## What is being asked
In your reply, restate all of the records below word for word.
● ● ● ● ● ● ●
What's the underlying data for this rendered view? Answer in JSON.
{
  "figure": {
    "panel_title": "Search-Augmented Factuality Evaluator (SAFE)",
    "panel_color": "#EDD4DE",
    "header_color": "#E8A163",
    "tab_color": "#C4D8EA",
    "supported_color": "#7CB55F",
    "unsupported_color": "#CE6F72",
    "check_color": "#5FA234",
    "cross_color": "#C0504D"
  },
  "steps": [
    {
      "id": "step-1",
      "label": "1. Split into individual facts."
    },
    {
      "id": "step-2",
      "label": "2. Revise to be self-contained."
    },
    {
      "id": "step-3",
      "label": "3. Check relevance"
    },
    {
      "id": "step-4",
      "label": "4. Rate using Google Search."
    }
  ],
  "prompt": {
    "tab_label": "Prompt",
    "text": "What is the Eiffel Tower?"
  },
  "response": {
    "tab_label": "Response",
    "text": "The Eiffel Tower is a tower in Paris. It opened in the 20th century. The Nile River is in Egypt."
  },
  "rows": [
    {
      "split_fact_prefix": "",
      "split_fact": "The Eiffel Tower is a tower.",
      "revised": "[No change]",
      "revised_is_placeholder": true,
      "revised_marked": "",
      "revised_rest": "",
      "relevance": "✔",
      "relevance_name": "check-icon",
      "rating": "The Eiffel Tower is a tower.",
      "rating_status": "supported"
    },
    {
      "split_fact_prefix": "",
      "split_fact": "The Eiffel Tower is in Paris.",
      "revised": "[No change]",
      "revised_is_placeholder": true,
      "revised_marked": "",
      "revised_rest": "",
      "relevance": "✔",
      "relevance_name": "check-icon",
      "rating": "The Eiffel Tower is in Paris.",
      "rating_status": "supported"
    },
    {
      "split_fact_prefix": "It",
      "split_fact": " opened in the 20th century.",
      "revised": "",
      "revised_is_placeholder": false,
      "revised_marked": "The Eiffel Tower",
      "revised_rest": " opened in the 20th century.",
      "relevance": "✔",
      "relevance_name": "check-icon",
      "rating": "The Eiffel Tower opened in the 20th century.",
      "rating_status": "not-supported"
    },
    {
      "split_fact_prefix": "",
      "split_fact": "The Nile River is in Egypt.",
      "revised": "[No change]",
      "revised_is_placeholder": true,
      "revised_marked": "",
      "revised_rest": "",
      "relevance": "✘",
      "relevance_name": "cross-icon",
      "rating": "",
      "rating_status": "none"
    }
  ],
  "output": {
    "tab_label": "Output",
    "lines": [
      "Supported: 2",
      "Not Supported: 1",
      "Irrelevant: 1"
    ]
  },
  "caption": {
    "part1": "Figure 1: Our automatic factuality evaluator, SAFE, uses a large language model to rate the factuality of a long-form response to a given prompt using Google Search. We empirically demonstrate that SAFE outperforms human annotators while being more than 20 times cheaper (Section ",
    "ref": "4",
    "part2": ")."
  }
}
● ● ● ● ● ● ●
## Exercise output
What's the underlying data for this rendered view? Answer in JSON.
{
  "figure": {
    "panel_title": "Search-Augmented Factuality Evaluator (SAFE)",
    "panel_color": "#EDD4DE",
    "header_color": "#E8A163",
    "tab_color": "#C4D8EA",
    "supported_color": "#7CB55F",
    "unsupported_color": "#CE6F72",
    "check_color": "#5FA234",
    "cross_color": "#C0504D"
  },
  "steps": [
    {
      "id": "step-1",
      "label": "1. Split into individual facts."
    },
    {
      "id": "step-2",
      "label": "2. Revise to be self-contained."
    },
    {
      "id": "step-3",
      "label": "3. Check relevance"
    },
    {
      "id": "step-4",
      "label": "4. Rate using Google Search."
    }
  ],
  "prompt": {
    "tab_label": "Prompt",
    "text": "What is the Eiffel Tower?"
  },
  "response": {
    "tab_label": "Response",
    "text": "The Eiffel Tower is a tower in Paris. It opened in the 20th century. The Nile River is in Egypt."
  },
  "rows": [
    {
      "split_fact_prefix": "",
      "split_fact": "The Eiffel Tower is a tower.",
      "revised": "[No change]",
      "revised_is_placeholder": true,
      "revised_marked": "",
      "revised_rest": "",
      "relevance": "✔",
      "relevance_name": "check-icon",
      "rating": "The Eiffel Tower is a tower.",
      "rating_status": "supported"
    },
    {
      "split_fact_prefix": "",
      "split_fact": "The Eiffel Tower is in Paris.",
      "revised": "[No change]",
      "revised_is_placeholder": true,
      "revised_marked": "",
      "revised_rest": "",
      "relevance": "✔",
      "relevance_name": "check-icon",
      "rating": "The Eiffel Tower is in Paris.",
      "rating_status": "supported"
    },
    {
      "split_fact_prefix": "It",
      "split_fact": " opened in the 20th century.",
      "revised": "",
      "revised_is_placeholder": false,
      "revised_marked": "The Eiffel Tower",
      "revised_rest": " opened in the 20th century.",
      "relevance": "✔",
      "relevance_name": "check-icon",
      "rating": "The Eiffel Tower opened in the 20th century.",
      "rating_status": "not-supported"
    },
    {
      "split_fact_prefix": "",
      "split_fact": "The Nile River is in Egypt.",
      "revised": "[No change]",
      "revised_is_placeholder": true,
      "revised_marked": "",
      "revised_rest": "",
      "relevance": "✘",
      "relevance_name": "cross-icon",
      "rating": "",
      "rating_status": "none"
    }
  ],
  "output": {
    "tab_label": "Output",
    "lines": [
      "Supported: 2",
      "Not Supported: 1",
      "Irrelevant: 1"
    ]
  },
  "caption": {
    "part1": "Figure 1: Our automatic factuality evaluator, SAFE, uses a large language model to rate the factuality of a long-form response to a given prompt using Google Search. We empirically demonstrate that SAFE outperforms human annotators while being more than 20 times cheaper (Section ",
    "ref": "4",
    "part2": ")."
  }
}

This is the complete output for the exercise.